What are Kool-Aid Pickles?
Kool-Aid pickles—sometimes known as koolickles, pickoolas, or red pickles—are frequently found throughout the South. Atlas Obscura reports that a Mississippi-based convenience store chain, Double Quick, keeps this sweet and salty treat stocked.
The premise is simple: Add powdered fruit punch-flavored Kool Aid mix to a jar of pickles, stir, and let the pickles absorb the artificial fruit punch flavor over the course of a couple days.
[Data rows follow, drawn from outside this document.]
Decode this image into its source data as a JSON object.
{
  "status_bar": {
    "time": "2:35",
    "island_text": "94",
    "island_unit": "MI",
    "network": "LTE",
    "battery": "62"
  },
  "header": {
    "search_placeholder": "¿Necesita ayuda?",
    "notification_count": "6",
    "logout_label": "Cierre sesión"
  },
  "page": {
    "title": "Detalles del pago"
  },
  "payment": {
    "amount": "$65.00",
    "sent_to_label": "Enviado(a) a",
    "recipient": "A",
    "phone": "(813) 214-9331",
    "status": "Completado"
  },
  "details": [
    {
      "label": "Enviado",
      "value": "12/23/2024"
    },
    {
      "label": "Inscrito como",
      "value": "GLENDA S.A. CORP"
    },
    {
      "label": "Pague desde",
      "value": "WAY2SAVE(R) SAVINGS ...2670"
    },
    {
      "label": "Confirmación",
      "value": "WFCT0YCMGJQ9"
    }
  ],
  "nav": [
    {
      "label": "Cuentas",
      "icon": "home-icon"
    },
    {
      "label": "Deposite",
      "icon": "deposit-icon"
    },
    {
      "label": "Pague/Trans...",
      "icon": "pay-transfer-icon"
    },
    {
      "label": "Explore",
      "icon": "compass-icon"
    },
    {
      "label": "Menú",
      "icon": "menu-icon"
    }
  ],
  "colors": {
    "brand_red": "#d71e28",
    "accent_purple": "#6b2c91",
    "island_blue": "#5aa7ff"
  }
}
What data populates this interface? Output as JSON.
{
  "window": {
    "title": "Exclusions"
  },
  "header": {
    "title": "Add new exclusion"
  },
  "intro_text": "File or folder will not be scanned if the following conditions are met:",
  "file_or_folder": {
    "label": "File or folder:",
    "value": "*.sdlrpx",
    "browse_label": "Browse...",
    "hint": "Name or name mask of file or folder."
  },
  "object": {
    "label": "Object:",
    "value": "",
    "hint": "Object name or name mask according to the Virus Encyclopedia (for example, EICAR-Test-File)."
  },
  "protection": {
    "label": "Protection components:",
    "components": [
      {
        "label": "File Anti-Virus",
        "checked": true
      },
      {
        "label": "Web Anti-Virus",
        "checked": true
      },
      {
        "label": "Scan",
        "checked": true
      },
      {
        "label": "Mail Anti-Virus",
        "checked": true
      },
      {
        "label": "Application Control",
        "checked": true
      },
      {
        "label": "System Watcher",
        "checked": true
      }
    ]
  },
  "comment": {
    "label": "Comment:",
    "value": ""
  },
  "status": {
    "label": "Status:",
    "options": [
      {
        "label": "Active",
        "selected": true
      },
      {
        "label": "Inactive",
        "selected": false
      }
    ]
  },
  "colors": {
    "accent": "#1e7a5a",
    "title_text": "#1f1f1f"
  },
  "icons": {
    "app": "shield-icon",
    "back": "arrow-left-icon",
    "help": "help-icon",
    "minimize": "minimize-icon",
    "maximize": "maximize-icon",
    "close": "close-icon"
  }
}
The longer you keep the pickles sitting, the redder and sweeter they become.
This phenomenon has spread to far away lands, like Montreal’s La Belle et La Boeuf where red pickles arrive alongside burgers, and Long Beach, California’s Wut-A-Pickle (which also carries a rainbow of other flavors like blue raspberry lemonade, watermelon, tropical berry, mango, and more).
If sweet and savory works in a peanut butter and jelly sandwich, on a charcuterie board, or salt flecked chocolate chip cookies, who is to say that it won’t work in a pickle?
Making my own Kool-Aid Pickles
I knew I needed to find out for myself if this is an appropriate hot girl pickle recipe. For my own attempt at this, I added one ounce of powder to a 32-ounce jar of pickles (Grillo’s is my absolute favorite), stirred, and waited.
The color and smell initially threw me—is it possible for dill and garlic to live harmoniously with neon red fruit punch powder?—but I did not let that, or the negative responses to my Instagram story documenting this creation, deter me.
I ended up letting my pickles absorb the fruit punch flavor for two days. When I finally fished them out, they were as red as a Starbucks holiday cup and smelled equally like vinegar and Kool-Aid. I am not embarrassed to admit that I immediately salivated.
The flavor, you’ll be unsurprised to learn, tastes like how you would imagine it to: sweet, garlicky, salty, tart, and juicy. But instead of duking it out for flavor supremacy, the Kool-Aid shockingly tones down the abrasive garlic flavor and is a welcomed balm. I even drank the Kool-Aid dyed pickle juice, which was refreshing, and immediately decided it would make for a wonderful martini. Sure, it wouldn’t be the classiest cocktail in all the land—James Bond wouldn’t order it shaken or stirred—but I know my fellow hot girl pickle lovers would appreciate it.
What else should I add to pickles?
Spurred by the revelation that adding Kool-Aid to pickles is actually a good thing, I began experimenting. A packet of Hidden Valley Ranch powder in a jar of pickles makes for a seriously salty concoction that will annihilate your breath. But if you’re a fan of buttermilk ranch and pickles as I am, it’s fantastic. Barbecue seasoning packets mellow out the acidity of pickles, leaving a brown sugar and chipotle-kissed flavor that wasn’t my favorite, but would make sense at an actual barbecue. Chamoy, the salted pickled plum sauce commonly found at frutero carts, adds to the puckeriness of pickles and sharpens the whole thing. A dash of Tajín helps.
With these experiences and flavors, alongside heightened blood pressure from all the sodium I’ve consumed, I’ve learned not to judge people’s pickle preparations. Everyone likes things a bit differently—pickled carrots, pickled watermelon rinds, pickled pickles. Some may like their pickles with peanut butter. Others, a sugary sprinkling of Kool-Aid. There are pickle soups, pickle sandwiches, and pickle egg rolls out there. Whatever the case, we as hot girl pickle lovers are united in our appreciation for this spectacular preserved food and shall not pass judgment. It’s just not part of the dill.